Shanghai's main stock index sank to a fresh 12-month low in early trade yesterday, dragged down by property shares, but a rebound in the mining and non-ferrous metals sectors helped the market close higher.
The benchmark Shanghai Composite Index hit an intra-day low of 3212.15 points but bounced in the final 40 minutes of trade to close 1.57 percent higher at 3348.353.
The fact that the market did not close below its April 3 low of 3271.29 was positive technically, since analysts hope at least a medium-term bottom is forming in that area.
But turnover remained thin yesterday, showing many disappointed investors were staying out of the market, and analysts said it was unclear if any kind of extended rebound was starting.
Turnover in Shanghai A shares shrank to 58.8 billion yuan from Monday's 66.6 billion yuan.
Western Mining shot up 6.09 percent to 23.85 yuan in what some traders said might be a response to the setting of a fairly strong price range for Zijin Mining's Shanghai IPO.
Property shares plunged in early trade but later recovered most of their losses. Poly Real Estate Group, which said first-quarter net profit soared 230 percent, was down its 10 percent daily limit at one stage but ended 4.16 percent lower at 23.29 yuan.
Real estate developers have been hurt this week by rumors that authorities might take fresh action to curb rises in real estate prices.
"The market's rise yesterday is just a corrective rebound. People are still arguing over whether the bear market has further to go," said Xu Guangfu, analyst at Xiangcai Securities.
HK market steady
Hong Kong shares held steady yesterday, biding their time on the eve of the release of mainland's economic data, but investors flocked to bargains and defensive plays, such as resources and utilities, and sent chipmaker SMIC soaring nearly 50 percent.
Fears that the central government would revive measures to slow the economy and curb inflation kept investors on the sidelines. They were also awaiting earnings by major US firms, such as Intel Corp.
Some brokers argued the market had digested the potential negative fallout of the mainland's fresh macroeconomic curbs.
The benchmark Hang Seng Index crept 0.4 percent higher to end at 23901.33. The China Enterprises Index of Hong Kong-listed companies, or H shares, finished flat.
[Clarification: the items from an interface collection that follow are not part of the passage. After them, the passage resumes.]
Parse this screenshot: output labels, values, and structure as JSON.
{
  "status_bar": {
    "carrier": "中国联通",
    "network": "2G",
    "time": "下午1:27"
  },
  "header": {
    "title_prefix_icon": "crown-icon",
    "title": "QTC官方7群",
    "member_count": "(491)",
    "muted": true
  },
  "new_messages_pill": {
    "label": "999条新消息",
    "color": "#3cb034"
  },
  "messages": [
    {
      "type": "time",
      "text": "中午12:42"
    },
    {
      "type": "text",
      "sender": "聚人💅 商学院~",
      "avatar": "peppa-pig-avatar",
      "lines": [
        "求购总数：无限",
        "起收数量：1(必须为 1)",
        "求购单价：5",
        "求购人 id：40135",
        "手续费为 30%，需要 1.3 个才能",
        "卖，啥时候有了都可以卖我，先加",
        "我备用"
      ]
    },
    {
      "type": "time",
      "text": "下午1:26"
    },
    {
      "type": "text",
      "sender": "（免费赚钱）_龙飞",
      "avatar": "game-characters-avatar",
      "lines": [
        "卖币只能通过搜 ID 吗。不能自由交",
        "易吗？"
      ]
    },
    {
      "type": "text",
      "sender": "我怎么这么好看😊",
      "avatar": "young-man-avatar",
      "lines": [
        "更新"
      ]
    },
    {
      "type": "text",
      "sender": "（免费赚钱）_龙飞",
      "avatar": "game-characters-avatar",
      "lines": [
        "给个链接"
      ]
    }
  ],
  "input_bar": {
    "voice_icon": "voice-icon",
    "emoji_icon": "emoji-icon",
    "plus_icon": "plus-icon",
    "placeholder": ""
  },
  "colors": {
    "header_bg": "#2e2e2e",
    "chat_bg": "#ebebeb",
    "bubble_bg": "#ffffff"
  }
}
Mainboard turnover dwindled to HK$71.45 billion versus HK$74.8 billion on Monday.
Source: China Daily/Agencies